Calling it “a tremendous loss for the agency,” FDA commissioner Andrew von Eschenbach announced in June that the impending departure after three years in the job of the agency's top enforcement officer, who had come under fierce criticism for accepting hefty bonuses and trying to close agency laboratories as epidemics of tainted imports and vegetables erupted.
Von Eschenbach promised “a proper and fond farewell” for Margaret O'K. Glavin closer to the early-August date of her retirement after 40 years in government, adding that the “nation as a whole and the FDA in particular, have benefited from Maggie's dedicated efforts to protect consumers and to enhance the health of all Americans.”
Glavin's tenure as associate commissioner for regulatory affairs (ACRA), a position long recognized informally as the FDA's toughest job, was pockmarked by controversies and criticism. These focused on her ultimately defeated plans to “streamline” the field organization by closing labs and centralizing administration in DC, just as epidemics of tainted imports and vegetables erupted.
She was also faulted for being among top-level employees who received substantial cash awards and “retention” bonuses last year to encourage them to stay rather than accept lucrative private-sector job offers. According to FDA documents handed over to the House Energy and Commerce Committee, Glavin was paid the base salary of $167,156.80 plus $36,539.20 retention bonus plus $12,004 cash award.
Her job is seen as being the FDA's most uncomfortable because it is the chokepoint where political, regulatory and legal pressures converge whenever powerful companies choose to resist FDA enforcement action.
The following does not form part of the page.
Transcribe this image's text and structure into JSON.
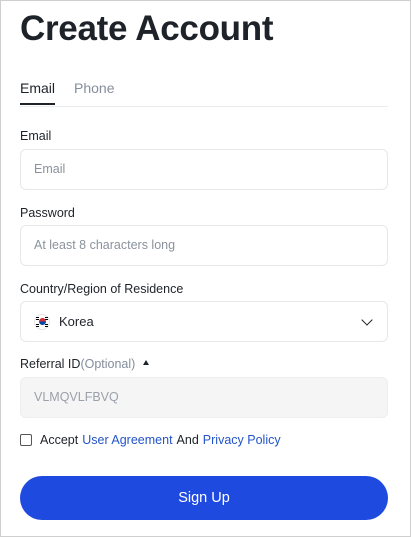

Since the Bush administration took office, recent incumbents have not lasted long there. Glavin's three-year stint approximates that of her two immediate Bush-era predecessors—John M. Taylor III and Dennis Baker. In less politicized times, ACRAs lasted five to 10 years in the job.